• Exercise description: Without the pictures, output the records below word for word.

- - - - - - -

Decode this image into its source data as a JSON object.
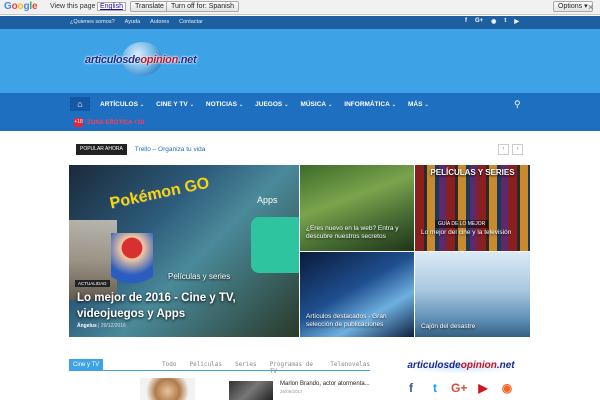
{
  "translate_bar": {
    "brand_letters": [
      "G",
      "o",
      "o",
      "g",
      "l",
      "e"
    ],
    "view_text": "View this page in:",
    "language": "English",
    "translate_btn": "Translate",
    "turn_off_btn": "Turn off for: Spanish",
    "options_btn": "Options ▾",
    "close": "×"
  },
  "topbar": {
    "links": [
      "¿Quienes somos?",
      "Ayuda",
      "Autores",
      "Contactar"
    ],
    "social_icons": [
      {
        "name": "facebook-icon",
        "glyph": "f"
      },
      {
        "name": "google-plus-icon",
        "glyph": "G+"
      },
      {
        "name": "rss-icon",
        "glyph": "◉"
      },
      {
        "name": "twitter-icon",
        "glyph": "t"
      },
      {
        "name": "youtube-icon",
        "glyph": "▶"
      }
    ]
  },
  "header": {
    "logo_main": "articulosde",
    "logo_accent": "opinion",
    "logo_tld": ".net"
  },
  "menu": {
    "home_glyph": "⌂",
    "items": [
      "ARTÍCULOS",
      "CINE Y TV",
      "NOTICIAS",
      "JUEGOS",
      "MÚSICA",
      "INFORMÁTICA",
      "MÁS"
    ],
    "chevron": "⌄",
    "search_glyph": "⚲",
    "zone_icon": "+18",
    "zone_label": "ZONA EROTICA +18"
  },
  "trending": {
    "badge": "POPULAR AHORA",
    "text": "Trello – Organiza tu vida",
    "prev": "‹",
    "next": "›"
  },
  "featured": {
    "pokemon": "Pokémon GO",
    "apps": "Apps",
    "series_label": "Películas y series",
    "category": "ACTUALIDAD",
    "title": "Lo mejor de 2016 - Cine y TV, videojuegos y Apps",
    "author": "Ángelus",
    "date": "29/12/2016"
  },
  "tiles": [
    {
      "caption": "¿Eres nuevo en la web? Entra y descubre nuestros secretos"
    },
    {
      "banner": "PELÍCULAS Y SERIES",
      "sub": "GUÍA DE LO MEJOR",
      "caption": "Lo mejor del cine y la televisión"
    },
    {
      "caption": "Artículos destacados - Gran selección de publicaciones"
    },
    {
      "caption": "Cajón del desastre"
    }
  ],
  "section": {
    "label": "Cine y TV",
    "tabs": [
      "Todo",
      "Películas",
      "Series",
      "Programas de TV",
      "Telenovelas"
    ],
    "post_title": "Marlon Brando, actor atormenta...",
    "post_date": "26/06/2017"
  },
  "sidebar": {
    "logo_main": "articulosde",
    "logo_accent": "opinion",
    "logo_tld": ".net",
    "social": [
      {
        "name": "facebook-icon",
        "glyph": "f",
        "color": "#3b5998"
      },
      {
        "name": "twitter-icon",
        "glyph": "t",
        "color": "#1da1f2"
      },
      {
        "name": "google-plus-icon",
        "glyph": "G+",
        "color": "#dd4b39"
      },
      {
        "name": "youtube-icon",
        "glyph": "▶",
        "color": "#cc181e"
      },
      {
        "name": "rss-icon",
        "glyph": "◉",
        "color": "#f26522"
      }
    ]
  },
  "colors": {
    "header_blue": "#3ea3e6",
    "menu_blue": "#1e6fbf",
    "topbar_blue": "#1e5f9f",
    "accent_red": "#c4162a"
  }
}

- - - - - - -

• Exercise solution:
Decode this image into its source data as a JSON object.
{
  "translate_bar": {
    "brand_letters": [
      "G",
      "o",
      "o",
      "g",
      "l",
      "e"
    ],
    "view_text": "View this page in:",
    "language": "English",
    "translate_btn": "Translate",
    "turn_off_btn": "Turn off for: Spanish",
    "options_btn": "Options ▾",
    "close": "×"
  },
  "topbar": {
    "links": [
      "¿Quienes somos?",
      "Ayuda",
      "Autores",
      "Contactar"
    ],
    "social_icons": [
      {
        "name": "facebook-icon",
        "glyph": "f"
      },
      {
        "name": "google-plus-icon",
        "glyph": "G+"
      },
      {
        "name": "rss-icon",
        "glyph": "◉"
      },
      {
        "name": "twitter-icon",
        "glyph": "t"
      },
      {
        "name": "youtube-icon",
        "glyph": "▶"
      }
    ]
  },
  "header": {
    "logo_main": "articulosde",
    "logo_accent": "opinion",
    "logo_tld": ".net"
  },
  "menu": {
    "home_glyph": "⌂",
    "items": [
      "ARTÍCULOS",
      "CINE Y TV",
      "NOTICIAS",
      "JUEGOS",
      "MÚSICA",
      "INFORMÁTICA",
      "MÁS"
    ],
    "chevron": "⌄",
    "search_glyph": "⚲",
    "zone_icon": "+18",
    "zone_label": "ZONA EROTICA +18"
  },
  "trending": {
    "badge": "POPULAR AHORA",
    "text": "Trello – Organiza tu vida",
    "prev": "‹",
    "next": "›"
  },
  "featured": {
    "pokemon": "Pokémon GO",
    "apps": "Apps",
    "series_label": "Películas y series",
    "category": "ACTUALIDAD",
    "title": "Lo mejor de 2016 - Cine y TV, videojuegos y Apps",
    "author": "Ángelus",
    "date": "29/12/2016"
  },
  "tiles": [
    {
      "caption": "¿Eres nuevo en la web? Entra y descubre nuestros secretos"
    },
    {
      "banner": "PELÍCULAS Y SERIES",
      "sub": "GUÍA DE LO MEJOR",
      "caption": "Lo mejor del cine y la televisión"
    },
    {
      "caption": "Artículos destacados - Gran selección de publicaciones"
    },
    {
      "caption": "Cajón del desastre"
    }
  ],
  "section": {
    "label": "Cine y TV",
    "tabs": [
      "Todo",
      "Películas",
      "Series",
      "Programas de TV",
      "Telenovelas"
    ],
    "post_title": "Marlon Brando, actor atormenta...",
    "post_date": "26/06/2017"
  },
  "sidebar": {
    "logo_main": "articulosde",
    "logo_accent": "opinion",
    "logo_tld": ".net",
    "social": [
      {
        "name": "facebook-icon",
        "glyph": "f",
        "color": "#3b5998"
      },
      {
        "name": "twitter-icon",
        "glyph": "t",
        "color": "#1da1f2"
      },
      {
        "name": "google-plus-icon",
        "glyph": "G+",
        "color": "#dd4b39"
      },
      {
        "name": "youtube-icon",
        "glyph": "▶",
        "color": "#cc181e"
      },
      {
        "name": "rss-icon",
        "glyph": "◉",
        "color": "#f26522"
      }
    ]
  },
  "colors": {
    "header_blue": "#3ea3e6",
    "menu_blue": "#1e6fbf",
    "topbar_blue": "#1e5f9f",
    "accent_red": "#c4162a"
  }
}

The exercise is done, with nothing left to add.